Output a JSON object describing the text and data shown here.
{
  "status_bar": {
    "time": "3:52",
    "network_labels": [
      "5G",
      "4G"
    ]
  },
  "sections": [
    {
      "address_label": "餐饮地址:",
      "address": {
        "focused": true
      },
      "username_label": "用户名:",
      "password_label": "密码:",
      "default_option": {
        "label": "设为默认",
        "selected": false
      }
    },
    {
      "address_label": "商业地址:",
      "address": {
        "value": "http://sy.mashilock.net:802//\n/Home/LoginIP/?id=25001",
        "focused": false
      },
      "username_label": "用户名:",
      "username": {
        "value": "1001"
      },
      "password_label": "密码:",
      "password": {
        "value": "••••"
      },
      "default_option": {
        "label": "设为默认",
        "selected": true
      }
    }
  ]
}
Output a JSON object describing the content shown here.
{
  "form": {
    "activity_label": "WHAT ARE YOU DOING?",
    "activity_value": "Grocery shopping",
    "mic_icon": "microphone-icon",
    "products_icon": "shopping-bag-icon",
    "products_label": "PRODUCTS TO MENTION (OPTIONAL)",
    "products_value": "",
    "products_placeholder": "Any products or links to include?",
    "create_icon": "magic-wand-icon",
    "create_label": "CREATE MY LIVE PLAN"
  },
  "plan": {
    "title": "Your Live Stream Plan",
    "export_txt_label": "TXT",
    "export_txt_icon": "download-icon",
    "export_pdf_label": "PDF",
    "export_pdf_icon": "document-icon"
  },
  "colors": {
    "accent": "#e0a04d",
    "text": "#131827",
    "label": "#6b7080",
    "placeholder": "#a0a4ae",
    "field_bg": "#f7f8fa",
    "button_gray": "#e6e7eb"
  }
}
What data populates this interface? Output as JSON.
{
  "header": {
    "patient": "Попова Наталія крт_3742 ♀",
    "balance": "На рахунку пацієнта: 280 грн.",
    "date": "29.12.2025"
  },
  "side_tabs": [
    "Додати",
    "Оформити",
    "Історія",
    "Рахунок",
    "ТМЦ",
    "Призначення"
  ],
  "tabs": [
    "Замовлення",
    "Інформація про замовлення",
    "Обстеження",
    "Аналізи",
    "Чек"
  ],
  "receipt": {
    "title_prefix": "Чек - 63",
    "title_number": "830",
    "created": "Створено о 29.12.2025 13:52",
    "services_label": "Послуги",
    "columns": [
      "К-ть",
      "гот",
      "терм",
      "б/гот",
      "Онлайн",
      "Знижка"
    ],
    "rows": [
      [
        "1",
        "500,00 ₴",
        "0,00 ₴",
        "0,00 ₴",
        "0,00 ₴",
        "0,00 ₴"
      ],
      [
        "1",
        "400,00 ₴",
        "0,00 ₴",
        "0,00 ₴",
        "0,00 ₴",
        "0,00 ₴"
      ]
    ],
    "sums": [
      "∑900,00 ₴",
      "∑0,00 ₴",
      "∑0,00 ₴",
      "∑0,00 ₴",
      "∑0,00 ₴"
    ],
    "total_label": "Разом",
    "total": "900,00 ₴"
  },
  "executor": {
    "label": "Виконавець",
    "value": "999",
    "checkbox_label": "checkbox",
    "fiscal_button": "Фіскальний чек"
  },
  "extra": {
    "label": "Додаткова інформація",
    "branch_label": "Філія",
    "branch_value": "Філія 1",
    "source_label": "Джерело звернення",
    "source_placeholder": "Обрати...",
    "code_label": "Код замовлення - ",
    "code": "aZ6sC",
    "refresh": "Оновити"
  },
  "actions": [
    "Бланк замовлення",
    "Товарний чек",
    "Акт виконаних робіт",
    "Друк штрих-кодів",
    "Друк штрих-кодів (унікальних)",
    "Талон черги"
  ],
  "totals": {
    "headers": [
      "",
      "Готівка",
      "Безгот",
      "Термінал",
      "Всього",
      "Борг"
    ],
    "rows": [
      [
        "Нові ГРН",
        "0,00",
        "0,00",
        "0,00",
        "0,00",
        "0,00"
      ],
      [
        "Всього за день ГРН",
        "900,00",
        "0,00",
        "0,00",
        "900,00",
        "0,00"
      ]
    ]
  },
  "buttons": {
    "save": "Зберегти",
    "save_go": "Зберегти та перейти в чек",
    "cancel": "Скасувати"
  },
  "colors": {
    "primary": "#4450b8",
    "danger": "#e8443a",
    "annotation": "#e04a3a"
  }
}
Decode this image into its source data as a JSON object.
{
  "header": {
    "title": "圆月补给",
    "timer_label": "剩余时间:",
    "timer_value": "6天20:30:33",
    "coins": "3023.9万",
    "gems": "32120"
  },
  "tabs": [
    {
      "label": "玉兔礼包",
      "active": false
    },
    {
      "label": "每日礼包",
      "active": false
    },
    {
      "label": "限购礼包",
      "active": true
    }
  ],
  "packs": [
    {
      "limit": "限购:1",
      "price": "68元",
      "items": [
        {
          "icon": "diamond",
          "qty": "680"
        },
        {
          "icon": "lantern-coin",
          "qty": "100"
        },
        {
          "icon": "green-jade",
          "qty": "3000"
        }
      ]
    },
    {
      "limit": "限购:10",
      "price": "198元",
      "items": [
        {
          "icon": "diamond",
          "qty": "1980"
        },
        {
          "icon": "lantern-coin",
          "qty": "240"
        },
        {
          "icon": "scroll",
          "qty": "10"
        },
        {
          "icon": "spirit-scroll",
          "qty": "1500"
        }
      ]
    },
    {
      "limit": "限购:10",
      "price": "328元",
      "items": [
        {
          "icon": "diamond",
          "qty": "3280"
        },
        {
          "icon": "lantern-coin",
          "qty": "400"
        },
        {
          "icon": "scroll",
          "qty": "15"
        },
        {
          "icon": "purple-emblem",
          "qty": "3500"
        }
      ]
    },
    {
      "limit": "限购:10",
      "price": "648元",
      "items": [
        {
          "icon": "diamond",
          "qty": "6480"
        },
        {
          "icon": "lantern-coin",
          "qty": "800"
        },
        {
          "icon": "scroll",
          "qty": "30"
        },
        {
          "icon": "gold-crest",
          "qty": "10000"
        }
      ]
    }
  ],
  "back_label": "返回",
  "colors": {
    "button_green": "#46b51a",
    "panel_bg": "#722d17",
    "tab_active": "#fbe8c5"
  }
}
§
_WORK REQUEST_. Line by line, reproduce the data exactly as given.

_FINISHED TASK_.
Output a JSON object describing the text and data shown here.
{
  "status_bar": {
    "time": "3:52",
    "network_labels": [
      "5G",
      "4G"
    ]
  },
  "sections": [
    {
      "address_label": "餐饮地址:",
      "address": {
        "focused": true
      },
      "username_label": "用户名:",
      "password_label": "密码:",
      "default_option": {
        "label": "设为默认",
        "selected": false
      }
    },
    {
      "address_label": "商业地址:",
      "address": {
        "value": "http://sy.mashilock.net:802//\n/Home/LoginIP/?id=25001",
        "focused": false
      },
      "username_label": "用户名:",
      "username": {
        "value": "1001"
      },
      "password_label": "密码:",
      "password": {
        "value": "••••"
      },
      "default_option": {
        "label": "设为默认",
        "selected": true
      }
    }
  ]
}
Output a JSON object describing the content shown here.
{
  "form": {
    "activity_label": "WHAT ARE YOU DOING?",
    "activity_value": "Grocery shopping",
    "mic_icon": "microphone-icon",
    "products_icon": "shopping-bag-icon",
    "products_label": "PRODUCTS TO MENTION (OPTIONAL)",
    "products_value": "",
    "products_placeholder": "Any products or links to include?",
    "create_icon": "magic-wand-icon",
    "create_label": "CREATE MY LIVE PLAN"
  },
  "plan": {
    "title": "Your Live Stream Plan",
    "export_txt_label": "TXT",
    "export_txt_icon": "download-icon",
    "export_pdf_label": "PDF",
    "export_pdf_icon": "document-icon"
  },
  "colors": {
    "accent": "#e0a04d",
    "text": "#131827",
    "label": "#6b7080",
    "placeholder": "#a0a4ae",
    "field_bg": "#f7f8fa",
    "button_gray": "#e6e7eb"
  }
}
What data populates this interface? Output as JSON.
{
  "header": {
    "patient": "Попова Наталія крт_3742 ♀",
    "balance": "На рахунку пацієнта: 280 грн.",
    "date": "29.12.2025"
  },
  "side_tabs": [
    "Додати",
    "Оформити",
    "Історія",
    "Рахунок",
    "ТМЦ",
    "Призначення"
  ],
  "tabs": [
    "Замовлення",
    "Інформація про замовлення",
    "Обстеження",
    "Аналізи",
    "Чек"
  ],
  "receipt": {
    "title_prefix": "Чек - 63",
    "title_number": "830",
    "created": "Створено о 29.12.2025 13:52",
    "services_label": "Послуги",
    "columns": [
      "К-ть",
      "гот",
      "терм",
      "б/гот",
      "Онлайн",
      "Знижка"
    ],
    "rows": [
      [
        "1",
        "500,00 ₴",
        "0,00 ₴",
        "0,00 ₴",
        "0,00 ₴",
        "0,00 ₴"
      ],
      [
        "1",
        "400,00 ₴",
        "0,00 ₴",
        "0,00 ₴",
        "0,00 ₴",
        "0,00 ₴"
      ]
    ],
    "sums": [
      "∑900,00 ₴",
      "∑0,00 ₴",
      "∑0,00 ₴",
      "∑0,00 ₴",
      "∑0,00 ₴"
    ],
    "total_label": "Разом",
    "total": "900,00 ₴"
  },
  "executor": {
    "label": "Виконавець",
    "value": "999",
    "checkbox_label": "checkbox",
    "fiscal_button": "Фіскальний чек"
  },
  "extra": {
    "label": "Додаткова інформація",
    "branch_label": "Філія",
    "branch_value": "Філія 1",
    "source_label": "Джерело звернення",
    "source_placeholder": "Обрати...",
    "code_label": "Код замовлення - ",
    "code": "aZ6sC",
    "refresh": "Оновити"
  },
  "actions": [
    "Бланк замовлення",
    "Товарний чек",
    "Акт виконаних робіт",
    "Друк штрих-кодів",
    "Друк штрих-кодів (унікальних)",
    "Талон черги"
  ],
  "totals": {
    "headers": [
      "",
      "Готівка",
      "Безгот",
      "Термінал",
      "Всього",
      "Борг"
    ],
    "rows": [
      [
        "Нові ГРН",
        "0,00",
        "0,00",
        "0,00",
        "0,00",
        "0,00"
      ],
      [
        "Всього за день ГРН",
        "900,00",
        "0,00",
        "0,00",
        "900,00",
        "0,00"
      ]
    ]
  },
  "buttons": {
    "save": "Зберегти",
    "save_go": "Зберегти та перейти в чек",
    "cancel": "Скасувати"
  },
  "colors": {
    "primary": "#4450b8",
    "danger": "#e8443a",
    "annotation": "#e04a3a"
  }
}
Decode this image into its source data as a JSON object.
{
  "header": {
    "title": "圆月补给",
    "timer_label": "剩余时间:",
    "timer_value": "6天20:30:33",
    "coins": "3023.9万",
    "gems": "32120"
  },
  "tabs": [
    {
      "label": "玉兔礼包",
      "active": false
    },
    {
      "label": "每日礼包",
      "active": false
    },
    {
      "label": "限购礼包",
      "active": true
    }
  ],
  "packs": [
    {
      "limit": "限购:1",
      "price": "68元",
      "items": [
        {
          "icon": "diamond",
          "qty": "680"
        },
        {
          "icon": "lantern-coin",
          "qty": "100"
        },
        {
          "icon": "green-jade",
          "qty": "3000"
        }
      ]
    },
    {
      "limit": "限购:10",
      "price": "198元",
      "items": [
        {
          "icon": "diamond",
          "qty": "1980"
        },
        {
          "icon": "lantern-coin",
          "qty": "240"
        },
        {
          "icon": "scroll",
          "qty": "10"
        },
        {
          "icon": "spirit-scroll",
          "qty": "1500"
        }
      ]
    },
    {
      "limit": "限购:10",
      "price": "328元",
      "items": [
        {
          "icon": "diamond",
          "qty": "3280"
        },
        {
          "icon": "lantern-coin",
          "qty": "400"
        },
        {
          "icon": "scroll",
          "qty": "15"
        },
        {
          "icon": "purple-emblem",
          "qty": "3500"
        }
      ]
    },
    {
      "limit": "限购:10",
      "price": "648元",
      "items": [
        {
          "icon": "diamond",
          "qty": "6480"
        },
        {
          "icon": "lantern-coin",
          "qty": "800"
        },
        {
          "icon": "scroll",
          "qty": "30"
        },
        {
          "icon": "gold-crest",
          "qty": "10000"
        }
      ]
    }
  ],
  "back_label": "返回",
  "colors": {
    "button_green": "#46b51a",
    "panel_bg": "#722d17",
    "tab_active": "#fbe8c5"
  }
}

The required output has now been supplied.